## Your goal
All entries need to be written out again exactly, without their pictures.

## Information
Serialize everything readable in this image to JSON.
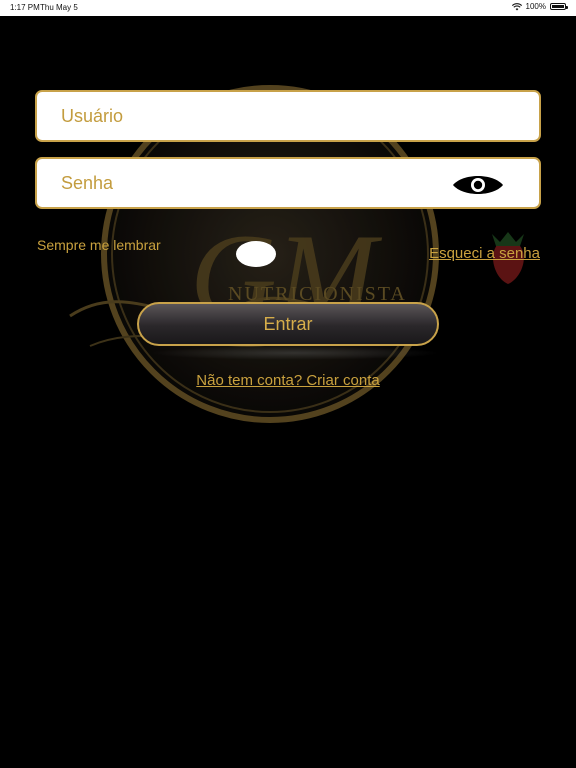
{
  "status_bar": {
    "time": "1:17 PM",
    "date": "Thu May 5",
    "battery_percent": "100%",
    "icons": [
      "wifi-icon",
      "battery-icon"
    ]
  },
  "logo": {
    "text": "NUTRICIONISTA",
    "monogram": "GM"
  },
  "form": {
    "username_placeholder": "Usuário",
    "password_placeholder": "Senha",
    "password_toggle_icon": "eye-icon",
    "remember_me_label": "Sempre me lembrar",
    "remember_me_on": false,
    "forgot_password_link": "Esqueci a senha",
    "login_button": "Entrar",
    "signup_link": "Não tem conta? Criar conta"
  },
  "colors": {
    "background": "#000000",
    "accent_gold": "#c9a13e",
    "field_background": "#ffffff"
  }
}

## Result
Serialize everything readable in this image to JSON.
{
  "status_bar": {
    "time": "1:17 PM",
    "date": "Thu May 5",
    "battery_percent": "100%",
    "icons": [
      "wifi-icon",
      "battery-icon"
    ]
  },
  "logo": {
    "text": "NUTRICIONISTA",
    "monogram": "GM"
  },
  "form": {
    "username_placeholder": "Usuário",
    "password_placeholder": "Senha",
    "password_toggle_icon": "eye-icon",
    "remember_me_label": "Sempre me lembrar",
    "remember_me_on": false,
    "forgot_password_link": "Esqueci a senha",
    "login_button": "Entrar",
    "signup_link": "Não tem conta? Criar conta"
  },
  "colors": {
    "background": "#000000",
    "accent_gold": "#c9a13e",
    "field_background": "#ffffff"
  }
}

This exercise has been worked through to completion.